INPUT FOR THIS TASK:
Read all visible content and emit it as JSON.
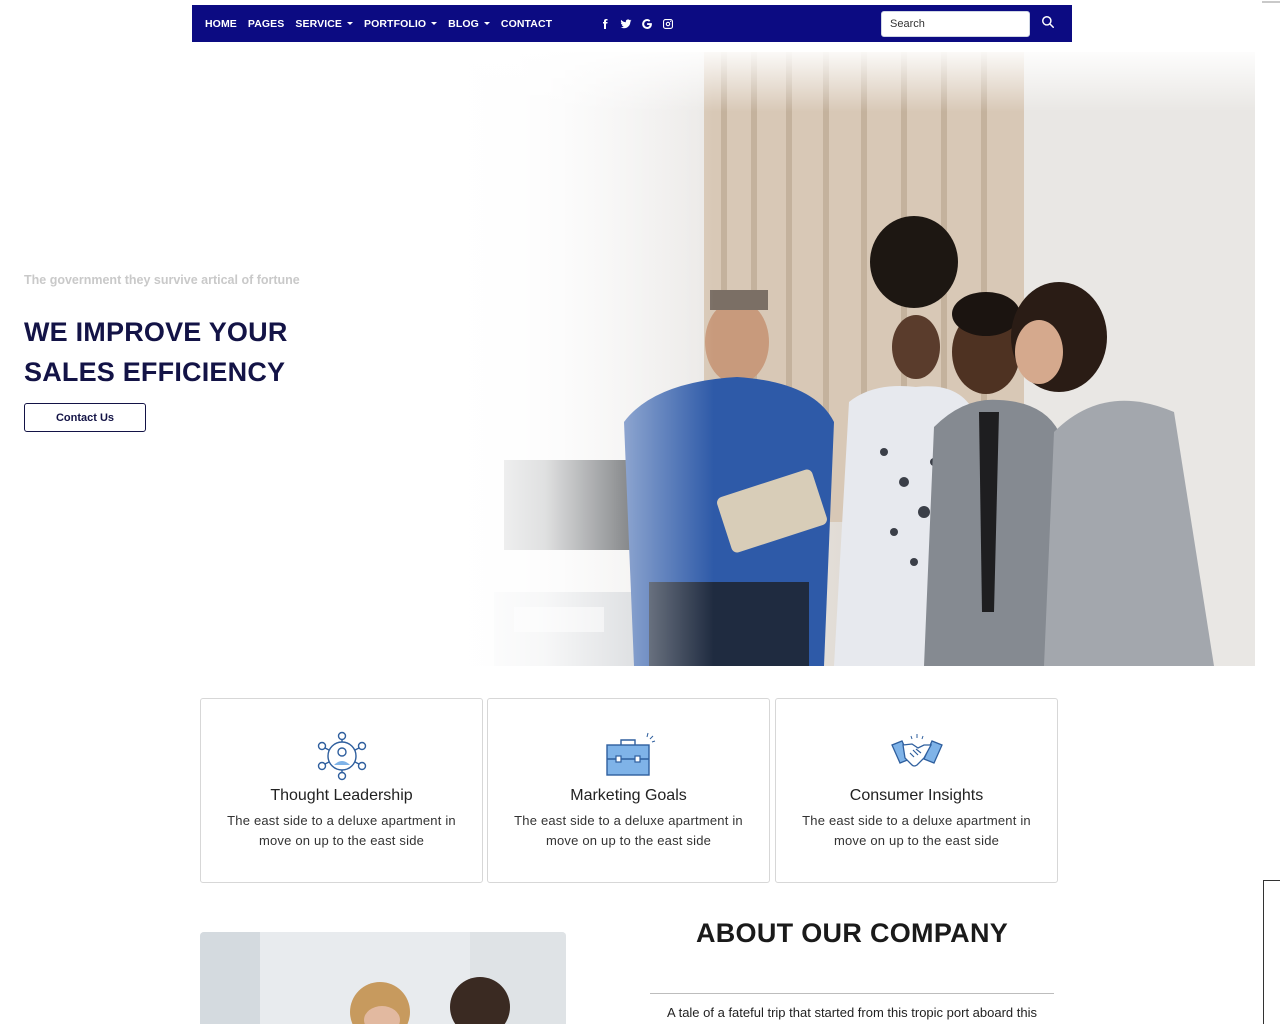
{
  "nav": {
    "items": [
      {
        "label": "HOME",
        "dropdown": false
      },
      {
        "label": "PAGES",
        "dropdown": false
      },
      {
        "label": "SERVICE",
        "dropdown": true
      },
      {
        "label": "PORTFOLIO",
        "dropdown": true
      },
      {
        "label": "BLOG",
        "dropdown": true
      },
      {
        "label": "CONTACT",
        "dropdown": false
      }
    ],
    "socials": [
      "facebook-icon",
      "twitter-icon",
      "google-icon",
      "instagram-icon"
    ],
    "search": {
      "placeholder": "Search",
      "value": ""
    },
    "bg_color": "#0c0b82"
  },
  "hero": {
    "subtitle": "The government they survive artical of fortune",
    "title_line1": "WE IMPROVE YOUR",
    "title_line2": "SALES EFFICIENCY",
    "button_label": "Contact Us",
    "title_color": "#131346"
  },
  "services": [
    {
      "icon": "network-people-icon",
      "title": "Thought Leadership",
      "text": "The east side to a deluxe apartment in move on up to the east side"
    },
    {
      "icon": "briefcase-icon",
      "title": "Marketing Goals",
      "text": "The east side to a deluxe apartment in move on up to the east side"
    },
    {
      "icon": "handshake-icon",
      "title": "Consumer Insights",
      "text": "The east side to a deluxe apartment in move on up to the east side"
    }
  ],
  "about": {
    "title": "ABOUT OUR COMPANY",
    "text": "A tale of a fateful trip that started from this tropic port aboard this"
  }
}
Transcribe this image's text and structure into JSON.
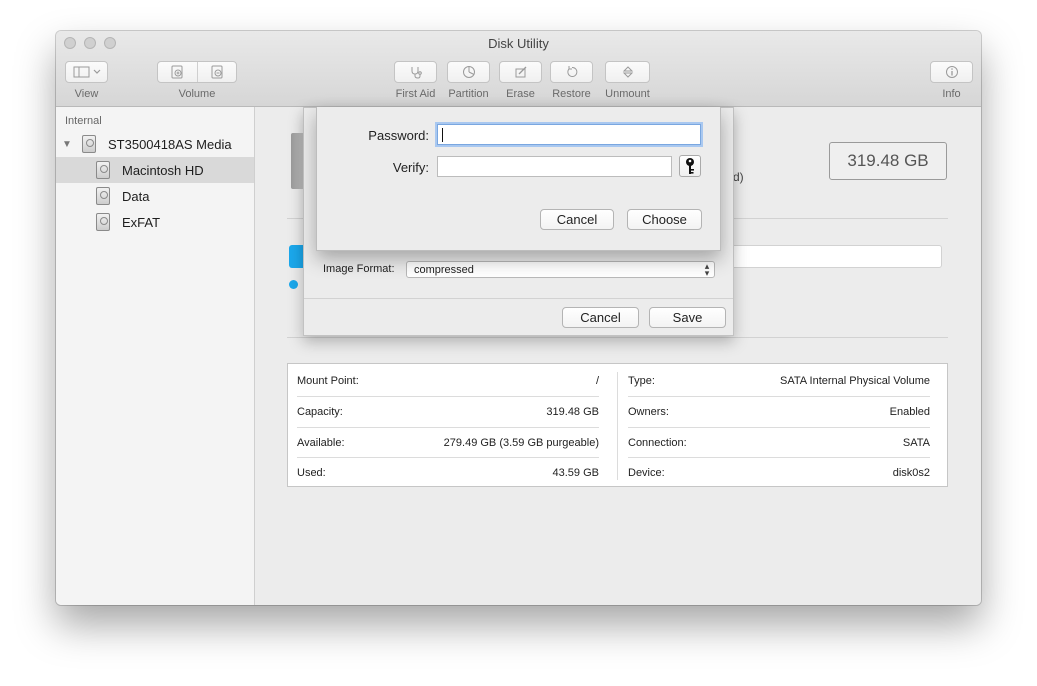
{
  "window": {
    "title": "Disk Utility"
  },
  "toolbar": {
    "view_label": "View",
    "volume_label": "Volume",
    "first_aid_label": "First Aid",
    "partition_label": "Partition",
    "erase_label": "Erase",
    "restore_label": "Restore",
    "unmount_label": "Unmount",
    "info_label": "Info"
  },
  "sidebar": {
    "header": "Internal",
    "items": [
      {
        "label": "ST3500418AS Media"
      },
      {
        "label": "Macintosh HD",
        "selected": true
      },
      {
        "label": "Data"
      },
      {
        "label": "ExFAT"
      }
    ]
  },
  "main": {
    "capacity": "319.48 GB",
    "partial_text": "d)",
    "info": {
      "left": [
        {
          "label": "Mount Point:",
          "value": "/"
        },
        {
          "label": "Capacity:",
          "value": "319.48 GB"
        },
        {
          "label": "Available:",
          "value": "279.49 GB (3.59 GB purgeable)"
        },
        {
          "label": "Used:",
          "value": "43.59 GB"
        }
      ],
      "right": [
        {
          "label": "Type:",
          "value": "SATA Internal Physical Volume"
        },
        {
          "label": "Owners:",
          "value": "Enabled"
        },
        {
          "label": "Connection:",
          "value": "SATA"
        },
        {
          "label": "Device:",
          "value": "disk0s2"
        }
      ]
    }
  },
  "save_sheet": {
    "image_format_label": "Image Format:",
    "image_format_value": "compressed",
    "cancel_label": "Cancel",
    "save_label": "Save"
  },
  "password_sheet": {
    "password_label": "Password:",
    "password_value": "",
    "verify_label": "Verify:",
    "verify_value": "",
    "cancel_label": "Cancel",
    "choose_label": "Choose"
  },
  "icons": {
    "view": "sidebar-toggle-icon",
    "add_volume": "add-volume-icon",
    "remove_volume": "remove-volume-icon",
    "first_aid": "stethoscope-icon",
    "partition": "pie-chart-icon",
    "erase": "erase-icon",
    "restore": "restore-icon",
    "unmount": "eject-icon",
    "info": "info-icon",
    "key": "key-icon"
  }
}
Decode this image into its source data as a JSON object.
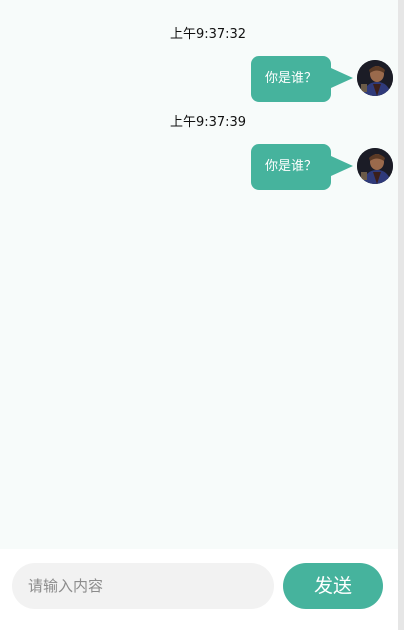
{
  "messages": [
    {
      "time": "上午9:37:32",
      "text": "你是谁？"
    },
    {
      "time": "上午9:37:39",
      "text": "你是谁？"
    }
  ],
  "composer": {
    "placeholder": "请输入内容",
    "value": "",
    "send_label": "发送"
  },
  "colors": {
    "accent": "#46b39d",
    "chat_background": "#f7fbfa",
    "input_background": "#f2f2f2"
  },
  "icons": {
    "avatar": "user-avatar-photo"
  }
}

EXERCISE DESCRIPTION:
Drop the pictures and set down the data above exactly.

TASK OUTPUT:
Read all visible content and emit it as JSON.
{
  "nav": {
    "items": [
      {
        "label": "HOME",
        "dropdown": false
      },
      {
        "label": "PAGES",
        "dropdown": false
      },
      {
        "label": "SERVICE",
        "dropdown": true
      },
      {
        "label": "PORTFOLIO",
        "dropdown": true
      },
      {
        "label": "BLOG",
        "dropdown": true
      },
      {
        "label": "CONTACT",
        "dropdown": false
      }
    ],
    "socials": [
      "facebook-icon",
      "twitter-icon",
      "google-icon",
      "instagram-icon"
    ],
    "search": {
      "placeholder": "Search",
      "value": ""
    },
    "bg_color": "#0c0b82"
  },
  "hero": {
    "subtitle": "The government they survive artical of fortune",
    "title_line1": "WE IMPROVE YOUR",
    "title_line2": "SALES EFFICIENCY",
    "button_label": "Contact Us",
    "title_color": "#131346"
  },
  "services": [
    {
      "icon": "network-people-icon",
      "title": "Thought Leadership",
      "text": "The east side to a deluxe apartment in move on up to the east side"
    },
    {
      "icon": "briefcase-icon",
      "title": "Marketing Goals",
      "text": "The east side to a deluxe apartment in move on up to the east side"
    },
    {
      "icon": "handshake-icon",
      "title": "Consumer Insights",
      "text": "The east side to a deluxe apartment in move on up to the east side"
    }
  ],
  "about": {
    "title": "ABOUT OUR COMPANY",
    "text": "A tale of a fateful trip that started from this tropic port aboard this"
  }
}
Transcribe this image's text and structure into JSON.
{
  "window": {
    "title": "Disk Utility"
  },
  "toolbar": {
    "view_label": "View",
    "volume_label": "Volume",
    "first_aid_label": "First Aid",
    "partition_label": "Partition",
    "erase_label": "Erase",
    "restore_label": "Restore",
    "unmount_label": "Unmount",
    "info_label": "Info"
  },
  "sidebar": {
    "header": "Internal",
    "items": [
      {
        "label": "ST3500418AS Media"
      },
      {
        "label": "Macintosh HD",
        "selected": true
      },
      {
        "label": "Data"
      },
      {
        "label": "ExFAT"
      }
    ]
  },
  "main": {
    "capacity": "319.48 GB",
    "partial_text": "d)",
    "info": {
      "left": [
        {
          "label": "Mount Point:",
          "value": "/"
        },
        {
          "label": "Capacity:",
          "value": "319.48 GB"
        },
        {
          "label": "Available:",
          "value": "279.49 GB (3.59 GB purgeable)"
        },
        {
          "label": "Used:",
          "value": "43.59 GB"
        }
      ],
      "right": [
        {
          "label": "Type:",
          "value": "SATA Internal Physical Volume"
        },
        {
          "label": "Owners:",
          "value": "Enabled"
        },
        {
          "label": "Connection:",
          "value": "SATA"
        },
        {
          "label": "Device:",
          "value": "disk0s2"
        }
      ]
    }
  },
  "save_sheet": {
    "image_format_label": "Image Format:",
    "image_format_value": "compressed",
    "cancel_label": "Cancel",
    "save_label": "Save"
  },
  "password_sheet": {
    "password_label": "Password:",
    "password_value": "",
    "verify_label": "Verify:",
    "verify_value": "",
    "cancel_label": "Cancel",
    "choose_label": "Choose"
  },
  "icons": {
    "view": "sidebar-toggle-icon",
    "add_volume": "add-volume-icon",
    "remove_volume": "remove-volume-icon",
    "first_aid": "stethoscope-icon",
    "partition": "pie-chart-icon",
    "erase": "erase-icon",
    "restore": "restore-icon",
    "unmount": "eject-icon",
    "info": "info-icon",
    "key": "key-icon"
  }
}
Decode this image into its source data as a JSON object.
{
  "messages": [
    {
      "time": "上午9:37:32",
      "text": "你是谁？"
    },
    {
      "time": "上午9:37:39",
      "text": "你是谁？"
    }
  ],
  "composer": {
    "placeholder": "请输入内容",
    "value": "",
    "send_label": "发送"
  },
  "colors": {
    "accent": "#46b39d",
    "chat_background": "#f7fbfa",
    "input_background": "#f2f2f2"
  },
  "icons": {
    "avatar": "user-avatar-photo"
  }
}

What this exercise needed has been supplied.